■ How to complete this task
For every entry, reproduce the wording exactly and omit any image it holds.

■ Entries shown
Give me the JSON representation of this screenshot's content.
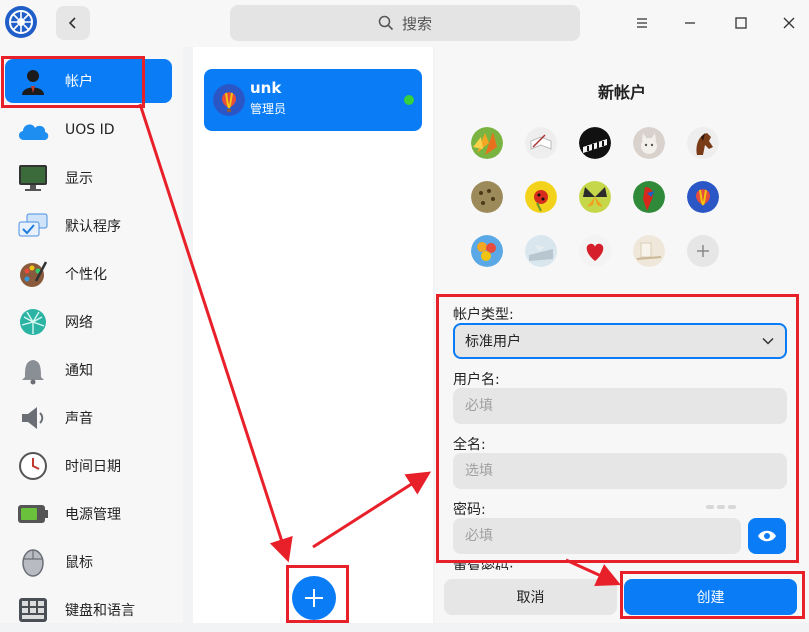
{
  "titlebar": {
    "search_label": "搜索",
    "icons": [
      "app-logo-icon",
      "back-arrow-icon",
      "search-icon",
      "menu-icon",
      "minimize-icon",
      "maximize-icon",
      "close-icon"
    ]
  },
  "sidebar": {
    "items": [
      {
        "label": "帐户",
        "icon": "user-icon"
      },
      {
        "label": "UOS ID",
        "icon": "cloud-icon"
      },
      {
        "label": "显示",
        "icon": "monitor-icon"
      },
      {
        "label": "默认程序",
        "icon": "default-apps-icon"
      },
      {
        "label": "个性化",
        "icon": "palette-icon"
      },
      {
        "label": "网络",
        "icon": "network-icon"
      },
      {
        "label": "通知",
        "icon": "bell-icon"
      },
      {
        "label": "声音",
        "icon": "speaker-icon"
      },
      {
        "label": "时间日期",
        "icon": "clock-icon"
      },
      {
        "label": "电源管理",
        "icon": "battery-icon"
      },
      {
        "label": "鼠标",
        "icon": "mouse-icon"
      },
      {
        "label": "键盘和语言",
        "icon": "keyboard-icon"
      }
    ]
  },
  "accounts": {
    "items": [
      {
        "name": "unk",
        "role": "管理员",
        "online": true
      }
    ]
  },
  "new_account": {
    "title": "新帐户",
    "account_type_label": "帐户类型:",
    "account_type_value": "标准用户",
    "username_label": "用户名:",
    "username_placeholder": "必填",
    "fullname_label": "全名:",
    "fullname_placeholder": "选填",
    "password_label": "密码:",
    "password_placeholder": "必填",
    "repeat_password_label": "重复密码:",
    "cancel_label": "取消",
    "create_label": "创建"
  },
  "colors": {
    "accent": "#0a7cf6",
    "annotation": "#e8202a",
    "online": "#35d03c"
  }
}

■ Problem solution
Give me the JSON representation of this screenshot's content.
{
  "titlebar": {
    "search_label": "搜索",
    "icons": [
      "app-logo-icon",
      "back-arrow-icon",
      "search-icon",
      "menu-icon",
      "minimize-icon",
      "maximize-icon",
      "close-icon"
    ]
  },
  "sidebar": {
    "items": [
      {
        "label": "帐户",
        "icon": "user-icon"
      },
      {
        "label": "UOS ID",
        "icon": "cloud-icon"
      },
      {
        "label": "显示",
        "icon": "monitor-icon"
      },
      {
        "label": "默认程序",
        "icon": "default-apps-icon"
      },
      {
        "label": "个性化",
        "icon": "palette-icon"
      },
      {
        "label": "网络",
        "icon": "network-icon"
      },
      {
        "label": "通知",
        "icon": "bell-icon"
      },
      {
        "label": "声音",
        "icon": "speaker-icon"
      },
      {
        "label": "时间日期",
        "icon": "clock-icon"
      },
      {
        "label": "电源管理",
        "icon": "battery-icon"
      },
      {
        "label": "鼠标",
        "icon": "mouse-icon"
      },
      {
        "label": "键盘和语言",
        "icon": "keyboard-icon"
      }
    ]
  },
  "accounts": {
    "items": [
      {
        "name": "unk",
        "role": "管理员",
        "online": true
      }
    ]
  },
  "new_account": {
    "title": "新帐户",
    "account_type_label": "帐户类型:",
    "account_type_value": "标准用户",
    "username_label": "用户名:",
    "username_placeholder": "必填",
    "fullname_label": "全名:",
    "fullname_placeholder": "选填",
    "password_label": "密码:",
    "password_placeholder": "必填",
    "repeat_password_label": "重复密码:",
    "cancel_label": "取消",
    "create_label": "创建"
  },
  "colors": {
    "accent": "#0a7cf6",
    "annotation": "#e8202a",
    "online": "#35d03c"
  }
}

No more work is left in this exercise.